→ **EXERCISE AIM**:
Where a record contains an image, leave the image out and print the rest exactly.

→ **ENTRIES PROVIDED**:
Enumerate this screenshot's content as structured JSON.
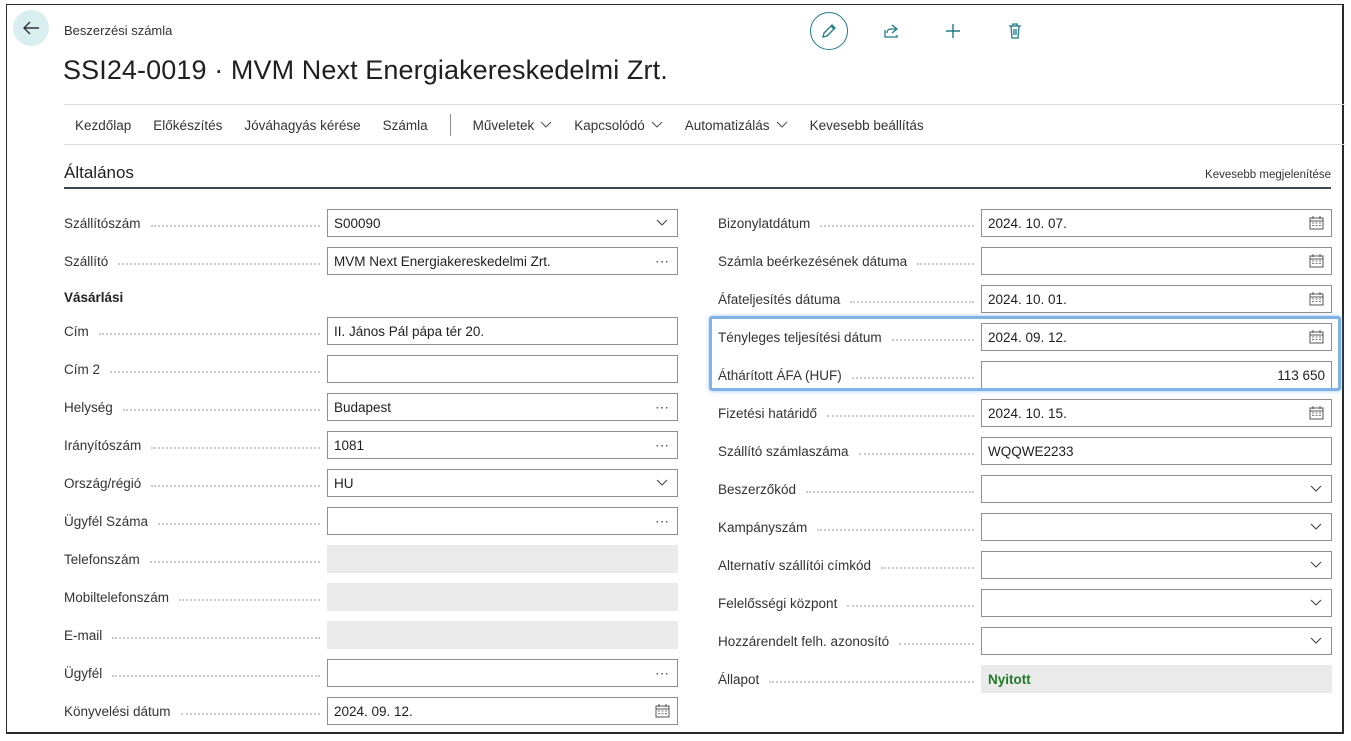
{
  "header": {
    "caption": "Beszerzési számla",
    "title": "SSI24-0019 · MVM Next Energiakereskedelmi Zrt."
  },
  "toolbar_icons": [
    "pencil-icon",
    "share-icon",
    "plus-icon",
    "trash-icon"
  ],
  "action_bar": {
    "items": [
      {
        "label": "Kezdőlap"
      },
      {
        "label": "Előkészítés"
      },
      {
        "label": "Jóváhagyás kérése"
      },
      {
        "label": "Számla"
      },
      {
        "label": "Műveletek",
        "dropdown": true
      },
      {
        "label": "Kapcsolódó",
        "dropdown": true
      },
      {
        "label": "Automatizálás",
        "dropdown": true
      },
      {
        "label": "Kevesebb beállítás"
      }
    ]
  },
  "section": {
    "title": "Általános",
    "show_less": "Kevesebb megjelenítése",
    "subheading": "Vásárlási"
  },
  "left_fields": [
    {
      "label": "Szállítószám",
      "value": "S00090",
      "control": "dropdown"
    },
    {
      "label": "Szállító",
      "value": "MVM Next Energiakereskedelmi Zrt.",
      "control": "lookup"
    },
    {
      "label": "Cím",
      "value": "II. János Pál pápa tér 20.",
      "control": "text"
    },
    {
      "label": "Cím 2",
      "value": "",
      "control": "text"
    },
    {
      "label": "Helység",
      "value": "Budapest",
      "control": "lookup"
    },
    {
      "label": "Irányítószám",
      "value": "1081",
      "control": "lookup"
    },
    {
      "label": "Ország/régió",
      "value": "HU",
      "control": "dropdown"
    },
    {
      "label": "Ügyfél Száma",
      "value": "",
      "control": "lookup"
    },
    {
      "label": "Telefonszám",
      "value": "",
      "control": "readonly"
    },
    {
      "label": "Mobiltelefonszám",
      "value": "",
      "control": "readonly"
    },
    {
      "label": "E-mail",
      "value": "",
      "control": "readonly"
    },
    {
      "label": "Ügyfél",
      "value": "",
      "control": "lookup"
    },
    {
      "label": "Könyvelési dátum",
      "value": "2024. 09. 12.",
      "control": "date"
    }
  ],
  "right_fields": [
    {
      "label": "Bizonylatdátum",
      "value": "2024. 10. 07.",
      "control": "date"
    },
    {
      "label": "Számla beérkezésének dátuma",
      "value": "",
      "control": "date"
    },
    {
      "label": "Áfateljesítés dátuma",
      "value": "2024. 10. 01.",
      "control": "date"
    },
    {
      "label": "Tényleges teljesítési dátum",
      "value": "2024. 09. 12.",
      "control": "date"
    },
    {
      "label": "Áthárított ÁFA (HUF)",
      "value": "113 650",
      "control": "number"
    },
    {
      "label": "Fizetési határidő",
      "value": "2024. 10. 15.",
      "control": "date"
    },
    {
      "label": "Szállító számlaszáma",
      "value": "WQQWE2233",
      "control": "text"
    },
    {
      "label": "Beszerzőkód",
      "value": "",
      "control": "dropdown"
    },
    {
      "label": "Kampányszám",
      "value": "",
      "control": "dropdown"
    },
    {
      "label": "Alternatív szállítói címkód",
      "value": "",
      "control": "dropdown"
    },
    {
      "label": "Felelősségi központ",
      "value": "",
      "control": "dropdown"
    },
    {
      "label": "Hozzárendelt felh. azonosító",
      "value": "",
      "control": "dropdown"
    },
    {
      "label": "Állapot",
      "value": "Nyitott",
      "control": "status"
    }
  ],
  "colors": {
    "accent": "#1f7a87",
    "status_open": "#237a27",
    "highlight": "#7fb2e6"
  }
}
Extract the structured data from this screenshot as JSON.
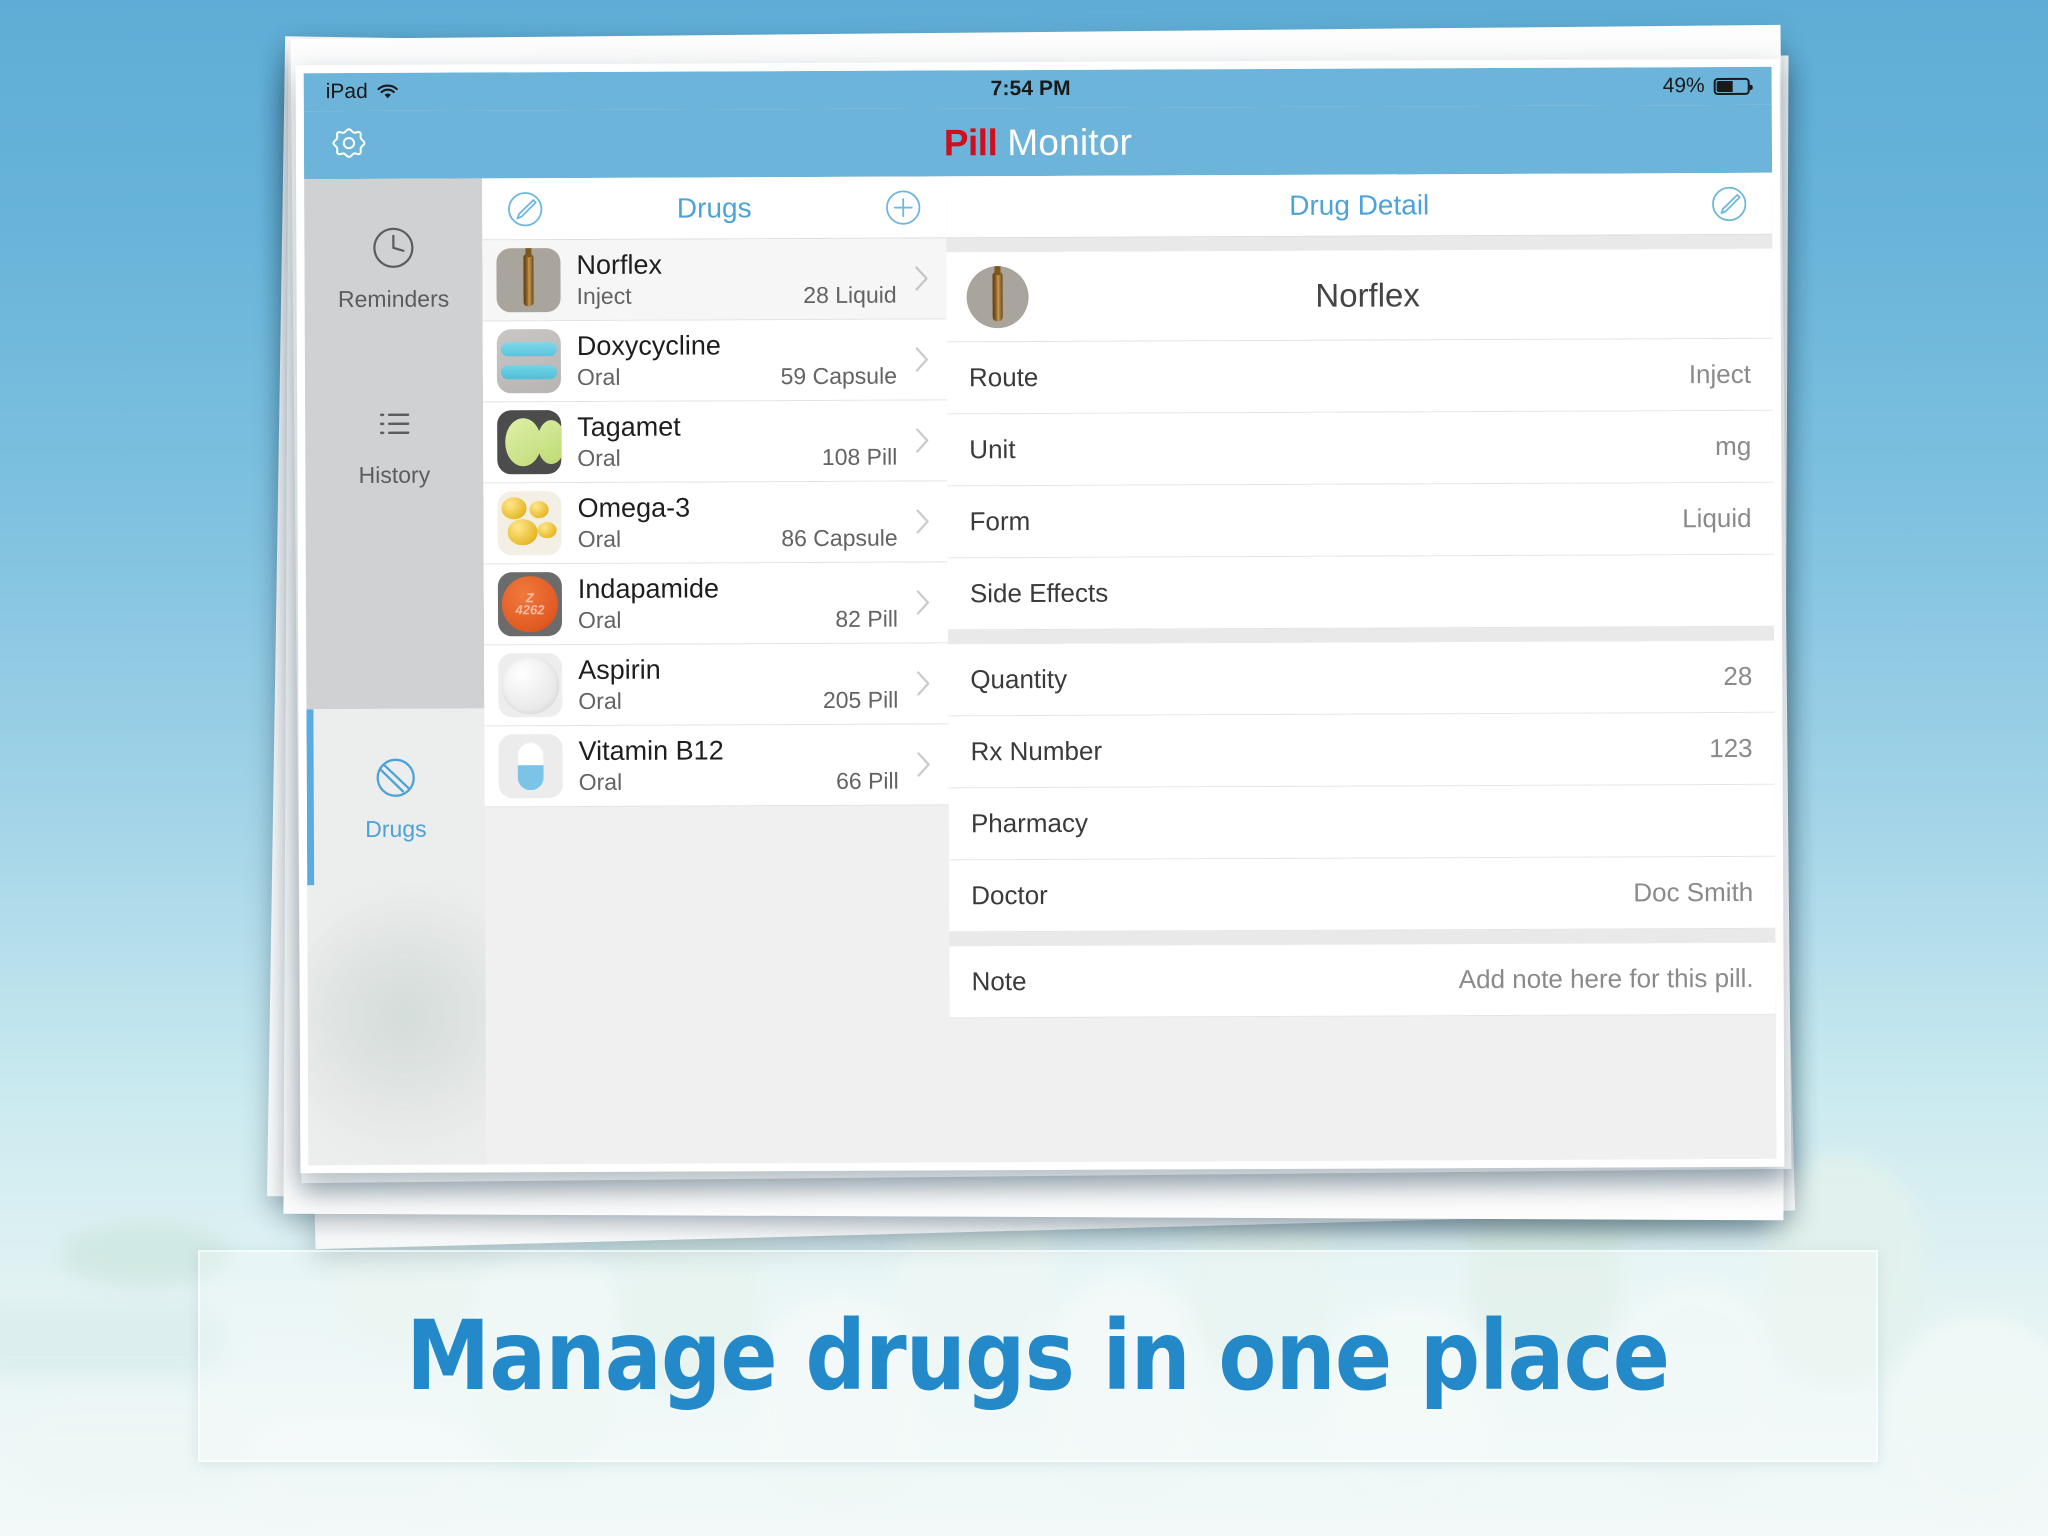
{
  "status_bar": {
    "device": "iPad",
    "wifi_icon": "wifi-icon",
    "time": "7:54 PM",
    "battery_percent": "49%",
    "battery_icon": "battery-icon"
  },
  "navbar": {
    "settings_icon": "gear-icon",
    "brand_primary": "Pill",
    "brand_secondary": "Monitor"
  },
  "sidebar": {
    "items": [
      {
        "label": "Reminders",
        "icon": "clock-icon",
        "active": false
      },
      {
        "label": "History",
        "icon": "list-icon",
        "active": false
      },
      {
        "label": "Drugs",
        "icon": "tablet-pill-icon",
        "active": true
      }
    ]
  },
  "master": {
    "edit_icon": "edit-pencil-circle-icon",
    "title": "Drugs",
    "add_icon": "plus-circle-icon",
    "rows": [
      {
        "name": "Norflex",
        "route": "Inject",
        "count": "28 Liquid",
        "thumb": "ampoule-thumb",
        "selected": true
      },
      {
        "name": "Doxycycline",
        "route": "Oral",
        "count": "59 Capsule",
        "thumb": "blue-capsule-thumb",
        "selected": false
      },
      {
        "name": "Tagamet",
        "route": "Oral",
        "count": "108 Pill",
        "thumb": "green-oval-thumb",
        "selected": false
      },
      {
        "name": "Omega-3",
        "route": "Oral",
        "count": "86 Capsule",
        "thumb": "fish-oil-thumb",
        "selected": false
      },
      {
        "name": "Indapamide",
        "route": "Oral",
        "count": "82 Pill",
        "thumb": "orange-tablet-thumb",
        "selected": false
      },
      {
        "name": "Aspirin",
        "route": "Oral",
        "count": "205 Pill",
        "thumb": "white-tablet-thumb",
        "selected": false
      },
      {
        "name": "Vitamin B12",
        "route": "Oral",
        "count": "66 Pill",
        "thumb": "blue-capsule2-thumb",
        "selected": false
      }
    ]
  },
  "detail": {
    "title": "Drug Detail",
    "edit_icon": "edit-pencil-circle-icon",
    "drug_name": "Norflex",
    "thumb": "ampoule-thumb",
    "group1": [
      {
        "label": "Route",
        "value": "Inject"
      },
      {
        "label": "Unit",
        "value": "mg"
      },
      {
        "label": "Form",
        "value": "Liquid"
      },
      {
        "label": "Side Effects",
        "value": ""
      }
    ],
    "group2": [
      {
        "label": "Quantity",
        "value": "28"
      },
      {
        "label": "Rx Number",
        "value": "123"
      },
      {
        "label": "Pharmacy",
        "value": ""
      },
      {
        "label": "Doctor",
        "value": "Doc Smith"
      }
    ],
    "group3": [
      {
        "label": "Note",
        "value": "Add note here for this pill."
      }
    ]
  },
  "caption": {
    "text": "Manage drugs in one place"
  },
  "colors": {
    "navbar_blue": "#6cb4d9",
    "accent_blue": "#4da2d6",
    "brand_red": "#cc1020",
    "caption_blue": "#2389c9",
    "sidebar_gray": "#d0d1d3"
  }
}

→ **ANSWER SPACE**:
Enumerate this screenshot's content as structured JSON.
{
  "header": {
    "caption": "Beszerzési számla",
    "title": "SSI24-0019 · MVM Next Energiakereskedelmi Zrt."
  },
  "toolbar_icons": [
    "pencil-icon",
    "share-icon",
    "plus-icon",
    "trash-icon"
  ],
  "action_bar": {
    "items": [
      {
        "label": "Kezdőlap"
      },
      {
        "label": "Előkészítés"
      },
      {
        "label": "Jóváhagyás kérése"
      },
      {
        "label": "Számla"
      },
      {
        "label": "Műveletek",
        "dropdown": true
      },
      {
        "label": "Kapcsolódó",
        "dropdown": true
      },
      {
        "label": "Automatizálás",
        "dropdown": true
      },
      {
        "label": "Kevesebb beállítás"
      }
    ]
  },
  "section": {
    "title": "Általános",
    "show_less": "Kevesebb megjelenítése",
    "subheading": "Vásárlási"
  },
  "left_fields": [
    {
      "label": "Szállítószám",
      "value": "S00090",
      "control": "dropdown"
    },
    {
      "label": "Szállító",
      "value": "MVM Next Energiakereskedelmi Zrt.",
      "control": "lookup"
    },
    {
      "label": "Cím",
      "value": "II. János Pál pápa tér 20.",
      "control": "text"
    },
    {
      "label": "Cím 2",
      "value": "",
      "control": "text"
    },
    {
      "label": "Helység",
      "value": "Budapest",
      "control": "lookup"
    },
    {
      "label": "Irányítószám",
      "value": "1081",
      "control": "lookup"
    },
    {
      "label": "Ország/régió",
      "value": "HU",
      "control": "dropdown"
    },
    {
      "label": "Ügyfél Száma",
      "value": "",
      "control": "lookup"
    },
    {
      "label": "Telefonszám",
      "value": "",
      "control": "readonly"
    },
    {
      "label": "Mobiltelefonszám",
      "value": "",
      "control": "readonly"
    },
    {
      "label": "E-mail",
      "value": "",
      "control": "readonly"
    },
    {
      "label": "Ügyfél",
      "value": "",
      "control": "lookup"
    },
    {
      "label": "Könyvelési dátum",
      "value": "2024. 09. 12.",
      "control": "date"
    }
  ],
  "right_fields": [
    {
      "label": "Bizonylatdátum",
      "value": "2024. 10. 07.",
      "control": "date"
    },
    {
      "label": "Számla beérkezésének dátuma",
      "value": "",
      "control": "date"
    },
    {
      "label": "Áfateljesítés dátuma",
      "value": "2024. 10. 01.",
      "control": "date"
    },
    {
      "label": "Tényleges teljesítési dátum",
      "value": "2024. 09. 12.",
      "control": "date"
    },
    {
      "label": "Áthárított ÁFA (HUF)",
      "value": "113 650",
      "control": "number"
    },
    {
      "label": "Fizetési határidő",
      "value": "2024. 10. 15.",
      "control": "date"
    },
    {
      "label": "Szállító számlaszáma",
      "value": "WQQWE2233",
      "control": "text"
    },
    {
      "label": "Beszerzőkód",
      "value": "",
      "control": "dropdown"
    },
    {
      "label": "Kampányszám",
      "value": "",
      "control": "dropdown"
    },
    {
      "label": "Alternatív szállítói címkód",
      "value": "",
      "control": "dropdown"
    },
    {
      "label": "Felelősségi központ",
      "value": "",
      "control": "dropdown"
    },
    {
      "label": "Hozzárendelt felh. azonosító",
      "value": "",
      "control": "dropdown"
    },
    {
      "label": "Állapot",
      "value": "Nyitott",
      "control": "status"
    }
  ],
  "colors": {
    "accent": "#1f7a87",
    "status_open": "#237a27",
    "highlight": "#7fb2e6"
  }
}
Extract the structured data from this screenshot as JSON.
{
  "status_bar": {
    "device": "iPad",
    "wifi_icon": "wifi-icon",
    "time": "7:54 PM",
    "battery_percent": "49%",
    "battery_icon": "battery-icon"
  },
  "navbar": {
    "settings_icon": "gear-icon",
    "brand_primary": "Pill",
    "brand_secondary": "Monitor"
  },
  "sidebar": {
    "items": [
      {
        "label": "Reminders",
        "icon": "clock-icon",
        "active": false
      },
      {
        "label": "History",
        "icon": "list-icon",
        "active": false
      },
      {
        "label": "Drugs",
        "icon": "tablet-pill-icon",
        "active": true
      }
    ]
  },
  "master": {
    "edit_icon": "edit-pencil-circle-icon",
    "title": "Drugs",
    "add_icon": "plus-circle-icon",
    "rows": [
      {
        "name": "Norflex",
        "route": "Inject",
        "count": "28 Liquid",
        "thumb": "ampoule-thumb",
        "selected": true
      },
      {
        "name": "Doxycycline",
        "route": "Oral",
        "count": "59 Capsule",
        "thumb": "blue-capsule-thumb",
        "selected": false
      },
      {
        "name": "Tagamet",
        "route": "Oral",
        "count": "108 Pill",
        "thumb": "green-oval-thumb",
        "selected": false
      },
      {
        "name": "Omega-3",
        "route": "Oral",
        "count": "86 Capsule",
        "thumb": "fish-oil-thumb",
        "selected": false
      },
      {
        "name": "Indapamide",
        "route": "Oral",
        "count": "82 Pill",
        "thumb": "orange-tablet-thumb",
        "selected": false
      },
      {
        "name": "Aspirin",
        "route": "Oral",
        "count": "205 Pill",
        "thumb": "white-tablet-thumb",
        "selected": false
      },
      {
        "name": "Vitamin B12",
        "route": "Oral",
        "count": "66 Pill",
        "thumb": "blue-capsule2-thumb",
        "selected": false
      }
    ]
  },
  "detail": {
    "title": "Drug Detail",
    "edit_icon": "edit-pencil-circle-icon",
    "drug_name": "Norflex",
    "thumb": "ampoule-thumb",
    "group1": [
      {
        "label": "Route",
        "value": "Inject"
      },
      {
        "label": "Unit",
        "value": "mg"
      },
      {
        "label": "Form",
        "value": "Liquid"
      },
      {
        "label": "Side Effects",
        "value": ""
      }
    ],
    "group2": [
      {
        "label": "Quantity",
        "value": "28"
      },
      {
        "label": "Rx Number",
        "value": "123"
      },
      {
        "label": "Pharmacy",
        "value": ""
      },
      {
        "label": "Doctor",
        "value": "Doc Smith"
      }
    ],
    "group3": [
      {
        "label": "Note",
        "value": "Add note here for this pill."
      }
    ]
  },
  "caption": {
    "text": "Manage drugs in one place"
  },
  "colors": {
    "navbar_blue": "#6cb4d9",
    "accent_blue": "#4da2d6",
    "brand_red": "#cc1020",
    "caption_blue": "#2389c9",
    "sidebar_gray": "#d0d1d3"
  }
}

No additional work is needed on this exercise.